Arrow - "Checkmate"
Oliver gets closer to the truth about Prometheus. Helix refuses to continue helping Felicity until she does a favor for them. Written by Beth Schwartz & Sarah Tarkoff and directed by Ken Shane

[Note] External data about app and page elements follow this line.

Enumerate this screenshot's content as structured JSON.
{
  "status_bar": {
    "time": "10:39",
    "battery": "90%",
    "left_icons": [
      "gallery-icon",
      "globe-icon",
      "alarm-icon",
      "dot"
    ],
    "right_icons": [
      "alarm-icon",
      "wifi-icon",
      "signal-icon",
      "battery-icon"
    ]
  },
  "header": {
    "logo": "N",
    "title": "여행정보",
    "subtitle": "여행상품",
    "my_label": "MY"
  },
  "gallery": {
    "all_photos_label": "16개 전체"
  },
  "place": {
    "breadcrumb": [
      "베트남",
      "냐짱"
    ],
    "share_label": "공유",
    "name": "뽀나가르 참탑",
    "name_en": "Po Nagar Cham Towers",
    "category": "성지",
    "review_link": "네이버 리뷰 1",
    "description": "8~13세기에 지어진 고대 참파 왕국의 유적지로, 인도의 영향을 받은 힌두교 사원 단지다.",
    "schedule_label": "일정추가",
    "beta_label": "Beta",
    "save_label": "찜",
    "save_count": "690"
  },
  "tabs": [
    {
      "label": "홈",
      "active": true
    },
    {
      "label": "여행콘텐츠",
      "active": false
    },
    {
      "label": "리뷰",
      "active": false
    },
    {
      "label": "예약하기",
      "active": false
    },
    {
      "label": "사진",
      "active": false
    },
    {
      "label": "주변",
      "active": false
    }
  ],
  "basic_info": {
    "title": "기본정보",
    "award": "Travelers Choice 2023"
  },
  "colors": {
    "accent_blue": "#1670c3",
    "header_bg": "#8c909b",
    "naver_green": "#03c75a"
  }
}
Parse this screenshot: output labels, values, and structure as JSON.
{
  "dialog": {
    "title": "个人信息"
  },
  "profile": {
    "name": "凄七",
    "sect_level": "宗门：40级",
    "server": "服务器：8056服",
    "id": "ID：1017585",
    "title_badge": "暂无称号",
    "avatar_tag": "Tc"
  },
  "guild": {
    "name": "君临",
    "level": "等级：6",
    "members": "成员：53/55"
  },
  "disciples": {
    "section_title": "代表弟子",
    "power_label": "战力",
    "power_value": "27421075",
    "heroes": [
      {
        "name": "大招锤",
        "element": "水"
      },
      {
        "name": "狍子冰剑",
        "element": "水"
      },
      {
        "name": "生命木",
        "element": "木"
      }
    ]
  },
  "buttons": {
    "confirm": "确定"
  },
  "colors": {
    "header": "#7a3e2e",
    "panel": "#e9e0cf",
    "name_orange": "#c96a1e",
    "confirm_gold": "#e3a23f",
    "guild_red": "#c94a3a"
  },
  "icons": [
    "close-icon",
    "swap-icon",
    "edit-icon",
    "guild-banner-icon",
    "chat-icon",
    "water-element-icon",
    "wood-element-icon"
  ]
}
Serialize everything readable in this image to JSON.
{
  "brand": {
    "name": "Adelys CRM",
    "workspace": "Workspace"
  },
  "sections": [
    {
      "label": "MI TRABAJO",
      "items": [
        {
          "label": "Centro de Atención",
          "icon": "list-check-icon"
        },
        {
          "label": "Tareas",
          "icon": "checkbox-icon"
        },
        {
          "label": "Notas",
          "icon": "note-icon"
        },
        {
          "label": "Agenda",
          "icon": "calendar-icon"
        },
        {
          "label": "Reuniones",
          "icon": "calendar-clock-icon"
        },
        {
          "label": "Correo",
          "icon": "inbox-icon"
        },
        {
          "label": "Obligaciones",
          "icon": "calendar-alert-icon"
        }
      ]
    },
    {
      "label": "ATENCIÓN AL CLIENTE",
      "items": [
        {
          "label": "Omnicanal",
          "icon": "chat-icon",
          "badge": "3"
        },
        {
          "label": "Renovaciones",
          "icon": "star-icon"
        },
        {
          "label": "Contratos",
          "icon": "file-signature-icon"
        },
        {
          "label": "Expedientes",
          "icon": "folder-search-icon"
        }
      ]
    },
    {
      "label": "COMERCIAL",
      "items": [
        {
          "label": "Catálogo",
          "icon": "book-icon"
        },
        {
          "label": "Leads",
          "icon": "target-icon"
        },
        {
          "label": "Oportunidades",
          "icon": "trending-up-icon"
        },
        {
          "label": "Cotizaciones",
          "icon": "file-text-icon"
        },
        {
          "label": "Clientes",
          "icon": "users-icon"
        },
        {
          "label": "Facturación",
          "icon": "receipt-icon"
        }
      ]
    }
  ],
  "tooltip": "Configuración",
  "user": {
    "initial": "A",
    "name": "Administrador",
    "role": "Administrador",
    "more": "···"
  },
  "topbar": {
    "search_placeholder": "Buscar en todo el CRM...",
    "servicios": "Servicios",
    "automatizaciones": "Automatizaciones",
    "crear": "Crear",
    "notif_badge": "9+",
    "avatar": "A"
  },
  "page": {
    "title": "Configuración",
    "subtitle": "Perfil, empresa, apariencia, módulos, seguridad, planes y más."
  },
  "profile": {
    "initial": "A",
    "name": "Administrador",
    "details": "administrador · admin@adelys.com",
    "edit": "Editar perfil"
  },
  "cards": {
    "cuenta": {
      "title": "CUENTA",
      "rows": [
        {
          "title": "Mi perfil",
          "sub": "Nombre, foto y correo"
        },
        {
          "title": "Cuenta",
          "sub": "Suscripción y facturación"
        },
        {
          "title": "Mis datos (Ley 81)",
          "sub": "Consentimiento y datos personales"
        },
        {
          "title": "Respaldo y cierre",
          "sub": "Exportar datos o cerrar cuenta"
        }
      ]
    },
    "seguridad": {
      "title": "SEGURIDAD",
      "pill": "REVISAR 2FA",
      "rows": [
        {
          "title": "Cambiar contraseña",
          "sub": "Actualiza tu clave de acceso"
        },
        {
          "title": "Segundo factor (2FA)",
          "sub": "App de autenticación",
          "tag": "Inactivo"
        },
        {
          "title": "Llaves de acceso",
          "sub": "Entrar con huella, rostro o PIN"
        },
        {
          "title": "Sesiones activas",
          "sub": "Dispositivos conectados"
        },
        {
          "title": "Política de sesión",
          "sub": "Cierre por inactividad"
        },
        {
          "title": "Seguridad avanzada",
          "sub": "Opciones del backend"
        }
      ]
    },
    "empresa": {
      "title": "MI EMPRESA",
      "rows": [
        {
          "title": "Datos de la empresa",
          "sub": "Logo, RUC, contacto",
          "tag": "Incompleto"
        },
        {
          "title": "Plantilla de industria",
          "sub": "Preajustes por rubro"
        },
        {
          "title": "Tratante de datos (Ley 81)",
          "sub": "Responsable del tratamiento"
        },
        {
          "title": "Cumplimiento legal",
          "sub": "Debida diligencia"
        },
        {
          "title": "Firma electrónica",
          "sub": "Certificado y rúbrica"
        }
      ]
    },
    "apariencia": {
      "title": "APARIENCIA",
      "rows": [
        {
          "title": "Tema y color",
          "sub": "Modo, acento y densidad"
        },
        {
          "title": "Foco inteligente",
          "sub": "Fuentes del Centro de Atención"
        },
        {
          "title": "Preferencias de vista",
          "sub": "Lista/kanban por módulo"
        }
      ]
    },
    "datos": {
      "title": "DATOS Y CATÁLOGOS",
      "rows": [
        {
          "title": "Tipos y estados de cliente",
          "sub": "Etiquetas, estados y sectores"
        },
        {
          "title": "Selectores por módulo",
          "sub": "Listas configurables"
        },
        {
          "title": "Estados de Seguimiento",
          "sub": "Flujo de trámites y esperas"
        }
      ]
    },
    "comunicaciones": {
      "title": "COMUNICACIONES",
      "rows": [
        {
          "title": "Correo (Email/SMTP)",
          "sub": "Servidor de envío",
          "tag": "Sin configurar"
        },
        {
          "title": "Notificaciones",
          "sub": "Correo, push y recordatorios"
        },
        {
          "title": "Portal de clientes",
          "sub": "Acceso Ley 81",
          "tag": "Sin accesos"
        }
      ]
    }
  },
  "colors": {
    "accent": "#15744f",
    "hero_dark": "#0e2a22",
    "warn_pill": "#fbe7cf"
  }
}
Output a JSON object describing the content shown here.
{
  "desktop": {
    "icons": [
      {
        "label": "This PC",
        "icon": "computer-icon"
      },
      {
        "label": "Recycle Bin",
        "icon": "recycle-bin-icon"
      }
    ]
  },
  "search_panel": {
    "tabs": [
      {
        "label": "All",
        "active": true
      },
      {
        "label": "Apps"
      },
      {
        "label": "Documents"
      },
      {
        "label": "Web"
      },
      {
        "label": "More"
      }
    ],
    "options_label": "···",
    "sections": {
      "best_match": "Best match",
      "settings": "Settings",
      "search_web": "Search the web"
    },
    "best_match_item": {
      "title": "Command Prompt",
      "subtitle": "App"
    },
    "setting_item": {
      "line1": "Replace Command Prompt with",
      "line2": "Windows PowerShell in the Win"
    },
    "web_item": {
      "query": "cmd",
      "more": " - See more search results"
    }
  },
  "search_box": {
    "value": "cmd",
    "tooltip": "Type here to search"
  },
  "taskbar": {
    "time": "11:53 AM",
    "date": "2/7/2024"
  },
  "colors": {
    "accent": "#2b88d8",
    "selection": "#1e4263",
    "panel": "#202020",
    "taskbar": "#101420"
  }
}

The unmasking of the season-long villain marks a key turning point for the Arrowverse shows. It's a formula that both Arrow and The Flash employ regularly. It changes the mood of the character. There is a distinct before and after. Once the characters learn the identity behind the mask, it's suppose to create a new emotional connection. It doesn't always work. Zoom was a better villain before the audience knew he was Hunter Zolomon. However, Adrian Chase becomes much more interesting as a character once he's a villain. He's just a lot more fun and charismatic. It's clear that Josh Segarra loves this twist. He's now having a blast chewing scenery. His motives still need to be made clear but this is a solid twist. Plus, it's great that Oliver and company find out right away this week. Sure, it seems repetitive that Oliver once again agonizes over whether he has put his team in harm's way. That's a familiar plot beat that has gotten old. But this hour is tense with Oliver and his team doing their best to finally beat Prometheus only for Adrian to reveal that he's still working many steps ahead of them. That's a fun quality to have in a season-long villain. Plus, it's great to see Talia in the present day story - even though it's weird Oliver didn't know that she was Ra's al Ghul's daughter and may be angry with him now. B+